━━━━━ Supplied information ━━━━━

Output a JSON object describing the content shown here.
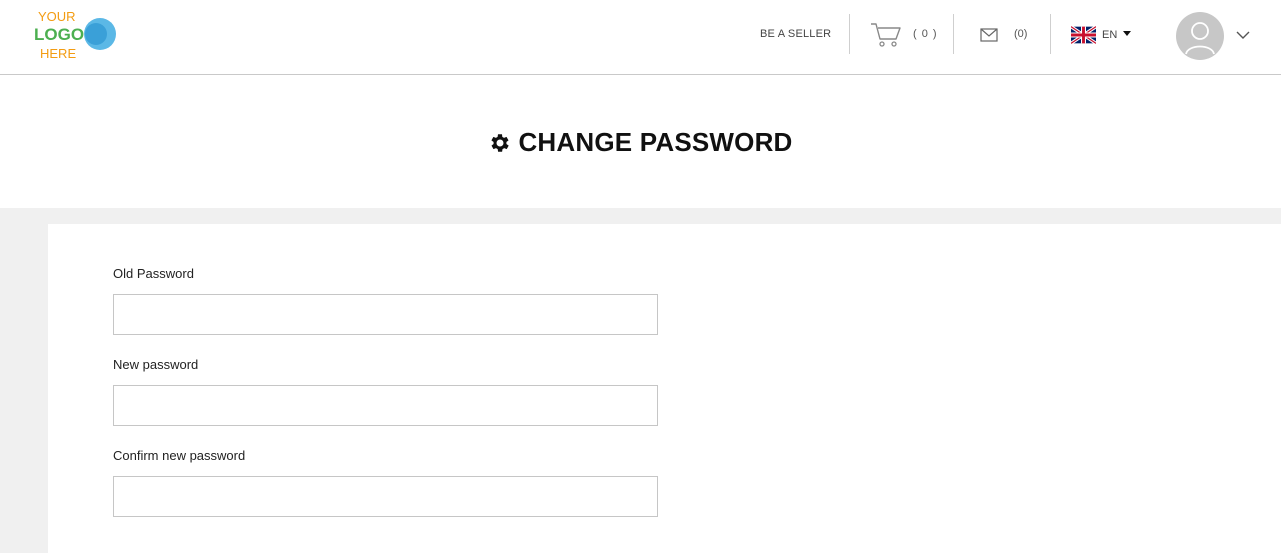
{
  "header": {
    "logo": {
      "text_lines": [
        "YOUR",
        "LOGO",
        "HERE"
      ],
      "colors": {
        "orange": "#f39c12",
        "green": "#4caf50",
        "blue": "#3aa0d8"
      }
    },
    "be_seller_label": "BE A SELLER",
    "cart": {
      "icon": "cart-icon",
      "count_label": "( 0 )"
    },
    "messages": {
      "icon": "envelope-icon",
      "count_label": "(0)"
    },
    "language": {
      "icon": "uk-flag-icon",
      "code": "EN"
    },
    "user": {
      "icon": "avatar-icon",
      "menu_icon": "chevron-down-icon"
    }
  },
  "page": {
    "title_icon": "gear-icon",
    "title": "CHANGE PASSWORD"
  },
  "form": {
    "fields": [
      {
        "label": "Old Password",
        "value": ""
      },
      {
        "label": "New password",
        "value": ""
      },
      {
        "label": "Confirm new password",
        "value": ""
      }
    ]
  },
  "colors": {
    "page_bg_grey": "#f0f0f0",
    "border": "#c6c6c6",
    "text": "#222222"
  }
}
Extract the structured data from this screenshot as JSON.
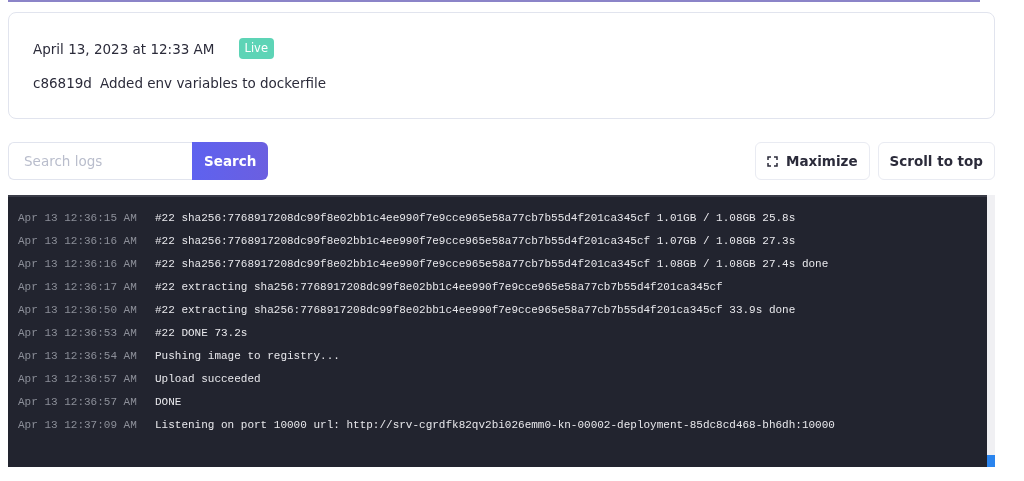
{
  "deploy": {
    "date": "April 13, 2023 at 12:33 AM",
    "status": {
      "label": "Live",
      "kind": "live"
    },
    "commit_hash": "c86819d",
    "commit_message": "Added env variables to dockerfile"
  },
  "search": {
    "placeholder": "Search logs",
    "button": "Search"
  },
  "actions": [
    {
      "label": "Maximize",
      "kind": "maximize"
    },
    {
      "label": "Scroll to top",
      "kind": "plain"
    }
  ],
  "logs": [
    {
      "time": "Apr 13 12:36:15 AM",
      "message": "#22 sha256:7768917208dc99f8e02bb1c4ee990f7e9cce965e58a77cb7b55d4f201ca345cf 1.01GB / 1.08GB 25.8s"
    },
    {
      "time": "Apr 13 12:36:16 AM",
      "message": "#22 sha256:7768917208dc99f8e02bb1c4ee990f7e9cce965e58a77cb7b55d4f201ca345cf 1.07GB / 1.08GB 27.3s"
    },
    {
      "time": "Apr 13 12:36:16 AM",
      "message": "#22 sha256:7768917208dc99f8e02bb1c4ee990f7e9cce965e58a77cb7b55d4f201ca345cf 1.08GB / 1.08GB 27.4s done"
    },
    {
      "time": "Apr 13 12:36:17 AM",
      "message": "#22 extracting sha256:7768917208dc99f8e02bb1c4ee990f7e9cce965e58a77cb7b55d4f201ca345cf"
    },
    {
      "time": "Apr 13 12:36:50 AM",
      "message": "#22 extracting sha256:7768917208dc99f8e02bb1c4ee990f7e9cce965e58a77cb7b55d4f201ca345cf 33.9s done"
    },
    {
      "time": "Apr 13 12:36:53 AM",
      "message": "#22 DONE 73.2s"
    },
    {
      "time": "Apr 13 12:36:54 AM",
      "message": "Pushing image to registry..."
    },
    {
      "time": "Apr 13 12:36:57 AM",
      "message": "Upload succeeded"
    },
    {
      "time": "Apr 13 12:36:57 AM",
      "message": "DONE"
    },
    {
      "time": "Apr 13 12:37:09 AM",
      "message": "Listening on port 10000 url: http://srv-cgrdfk82qv2bi026emm0-kn-00002-deployment-85dc8cd468-bh6dh:10000"
    }
  ]
}
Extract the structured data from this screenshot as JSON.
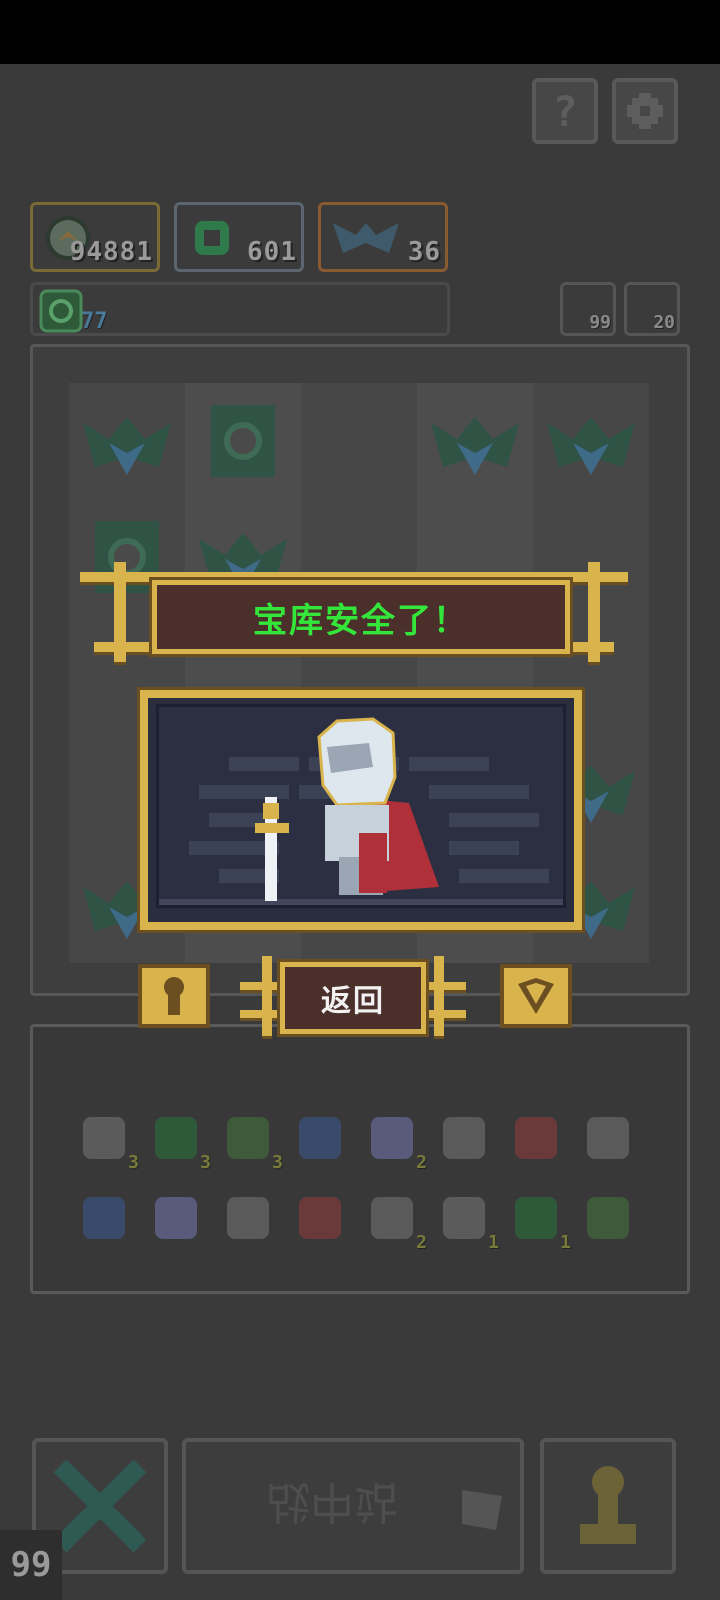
{
  "resources": {
    "gold": "94881",
    "gems": "601",
    "bats": "36",
    "keys": "77"
  },
  "side_counters": {
    "first": "99",
    "second": "20"
  },
  "inventory": {
    "row1_badges": [
      "3",
      "3",
      "3",
      "",
      "2",
      "",
      "",
      ""
    ],
    "row2_badges": [
      "",
      "",
      "",
      "",
      "2",
      "1",
      "1",
      ""
    ]
  },
  "dialog": {
    "title": "宝库安全了！",
    "return_label": "返回"
  },
  "bottom": {
    "battle_label": "战中站",
    "lives": "99"
  },
  "colors": {
    "gold_frame": "#d9b44c",
    "banner_bg": "#4a2f2b",
    "title_text": "#35e63a",
    "board_bg": "#3e3e3e"
  },
  "icons": {
    "help": "question-icon",
    "settings": "gear-icon",
    "close": "x-icon",
    "hero": "pawn-icon",
    "lock": "keyhole-icon",
    "shield": "shield-icon"
  }
}
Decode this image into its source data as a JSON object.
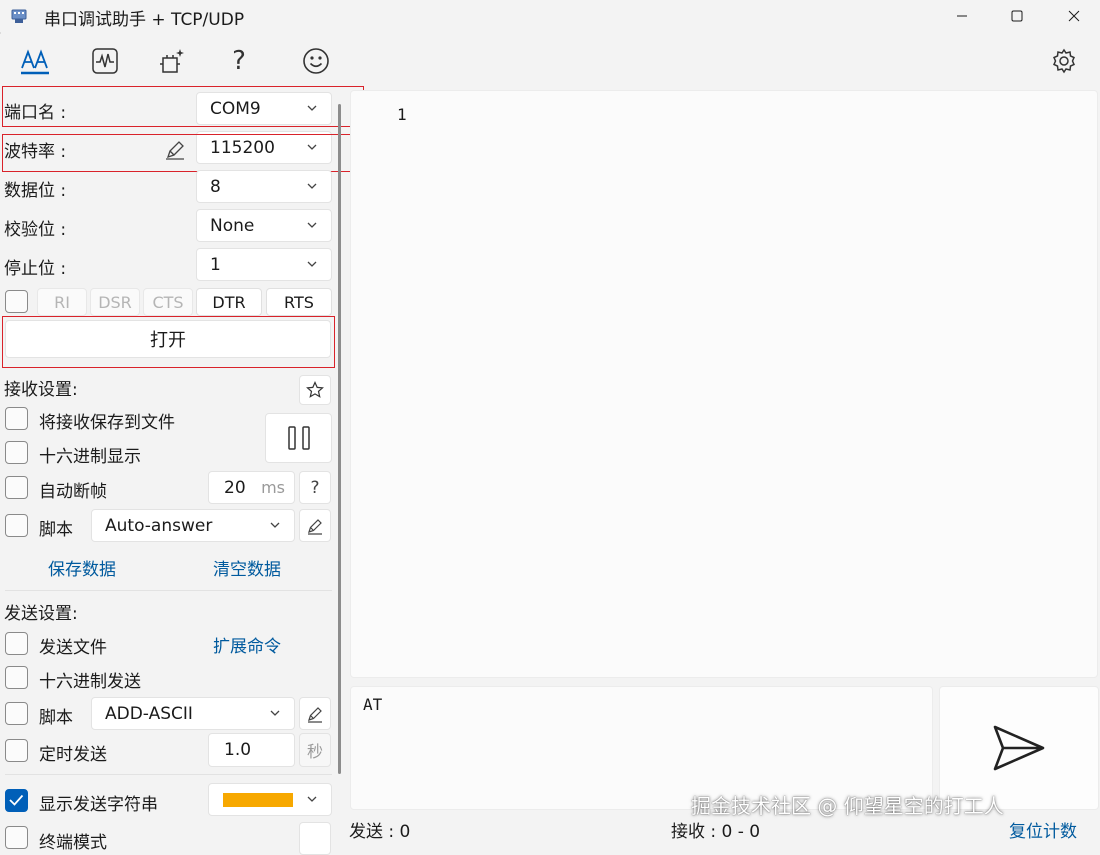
{
  "window": {
    "title": "串口调试助手 + TCP/UDP",
    "app_icon": "serial-port-icon",
    "controls": [
      "minimize-icon",
      "maximize-icon",
      "close-icon"
    ]
  },
  "toolbar": {
    "tools": [
      "text-style-icon",
      "waveform-icon",
      "sparkle-plugin-icon",
      "help-icon",
      "smiley-icon"
    ],
    "help_glyph": "?",
    "settings_icon": "gear-icon"
  },
  "serial": {
    "port_label": "端口名 :",
    "port_value": "COM9",
    "baud_label": "波特率 :",
    "baud_value": "115200",
    "databits_label": "数据位 :",
    "databits_value": "8",
    "parity_label": "校验位 :",
    "parity_value": "None",
    "stopbits_label": "停止位 :",
    "stopbits_value": "1",
    "signals": [
      "RI",
      "DSR",
      "CTS",
      "DTR",
      "RTS"
    ],
    "open_button": "打开"
  },
  "receive": {
    "header": "接收设置:",
    "save_to_file": "将接收保存到文件",
    "hex_display": "十六进制显示",
    "auto_frame": "自动断帧",
    "frame_value": "20",
    "frame_unit": "ms",
    "help": "?",
    "script_label": "脚本",
    "script_value": "Auto-answer",
    "save_data": "保存数据",
    "clear_data": "清空数据",
    "content": "1"
  },
  "send": {
    "header": "发送设置:",
    "send_file": "发送文件",
    "extend_cmd": "扩展命令",
    "hex_send": "十六进制发送",
    "script_label": "脚本",
    "script_value": "ADD-ASCII",
    "timed_send": "定时发送",
    "interval_value": "1.0",
    "interval_unit": "秒",
    "show_string": "显示发送字符串",
    "show_string_checked": true,
    "show_color": "#f7a800",
    "cut_off_label": "终端模式",
    "content": "AT"
  },
  "status": {
    "sent": "发送 : 0",
    "received": "接收 : 0  -  0",
    "reset": "复位计数"
  },
  "watermark": "掘金技术社区 @ 仰望星空的打工人",
  "colors": {
    "accent": "#005fb8",
    "highlight_box": "#d9222a",
    "link": "#005a9e"
  }
}
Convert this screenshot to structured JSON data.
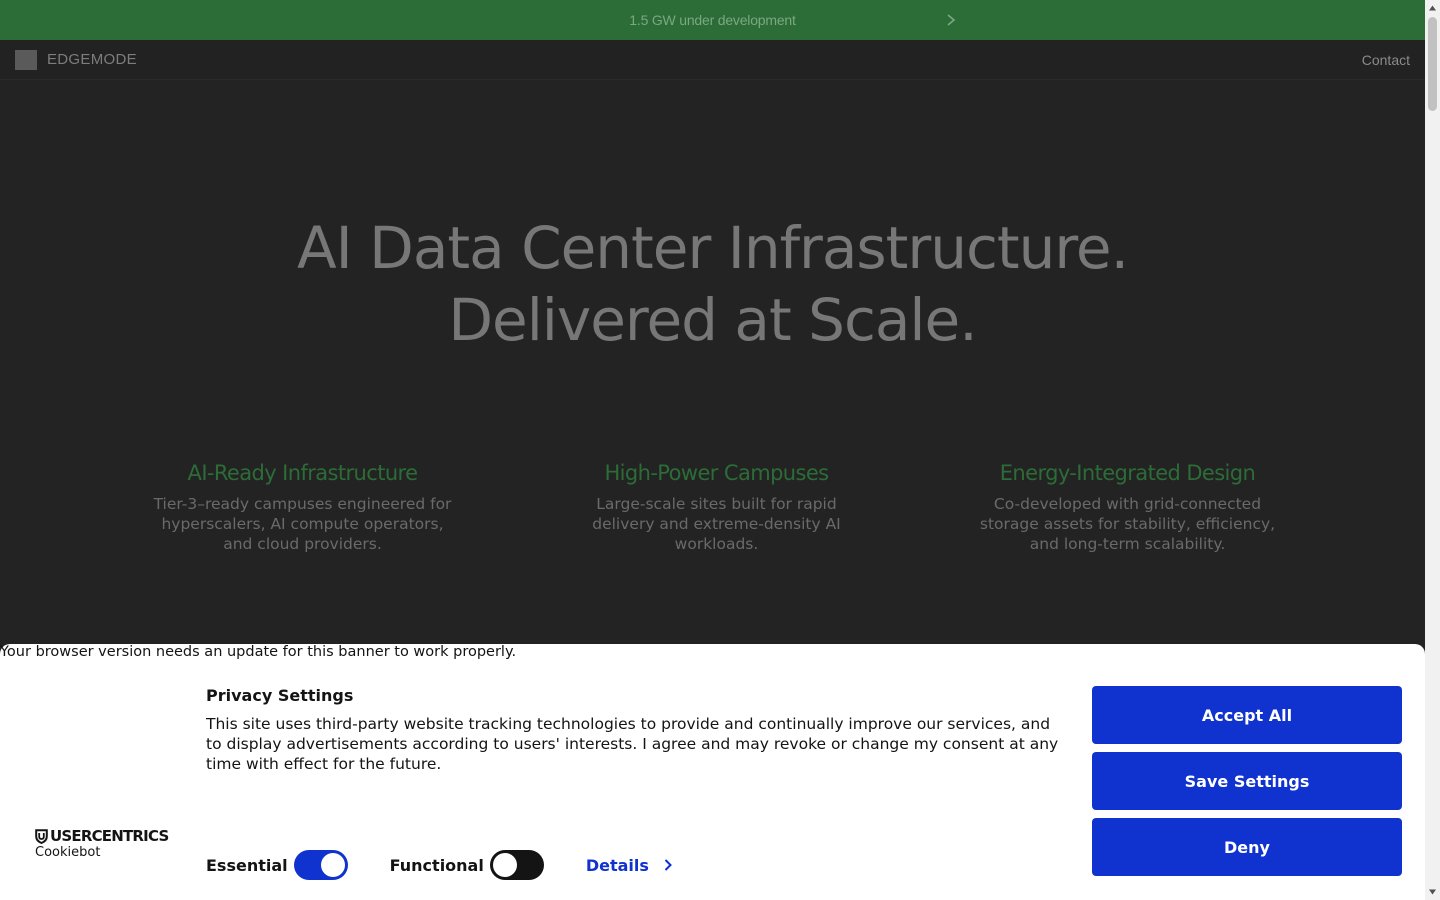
{
  "announcement": {
    "text": "1.5 GW under development",
    "icon": "chevron-right-icon"
  },
  "nav": {
    "brand": "EDGEMODE",
    "contact": "Contact"
  },
  "hero": {
    "line1": "AI Data Center Infrastructure.",
    "line2": "Delivered at Scale."
  },
  "features": [
    {
      "title": "AI-Ready Infrastructure",
      "lines": [
        "Tier-3–ready campuses engineered for",
        "hyperscalers, AI compute operators,",
        "and cloud providers."
      ]
    },
    {
      "title": "High-Power Campuses",
      "lines": [
        "Large-scale sites built for rapid",
        "delivery and extreme-density AI",
        "workloads."
      ]
    },
    {
      "title": "Energy-Integrated Design",
      "lines": [
        "Co-developed with grid-connected",
        "storage assets for stability, efficiency,",
        "and long-term scalability."
      ]
    }
  ],
  "cookie": {
    "warning": "Your browser version needs an update for this banner to work properly.",
    "title": "Privacy Settings",
    "body": "This site uses third-party website tracking technologies to provide and continually improve our services, and to display advertisements according to users' interests. I agree and may revoke or change my consent at any time with effect for the future.",
    "logo": {
      "brand": "USERCENTRICS",
      "sub": "Cookiebot"
    },
    "toggles": [
      {
        "label": "Essential",
        "on": true
      },
      {
        "label": "Functional",
        "on": false
      }
    ],
    "details": "Details",
    "buttons": {
      "accept": "Accept All",
      "save": "Save Settings",
      "deny": "Deny"
    }
  },
  "colors": {
    "announcement_bg": "#2c6c37",
    "page_bg": "#232323",
    "feature_title": "#2c6c37",
    "cookie_button": "#1032cf"
  }
}
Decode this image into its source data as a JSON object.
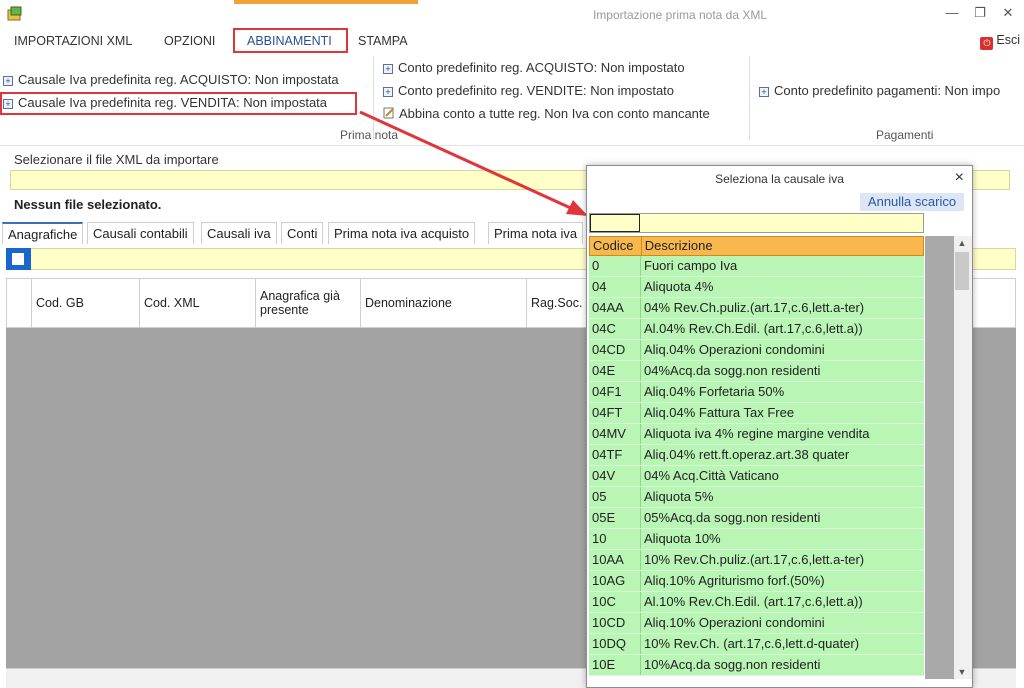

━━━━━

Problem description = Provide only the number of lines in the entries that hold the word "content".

Task solution = 3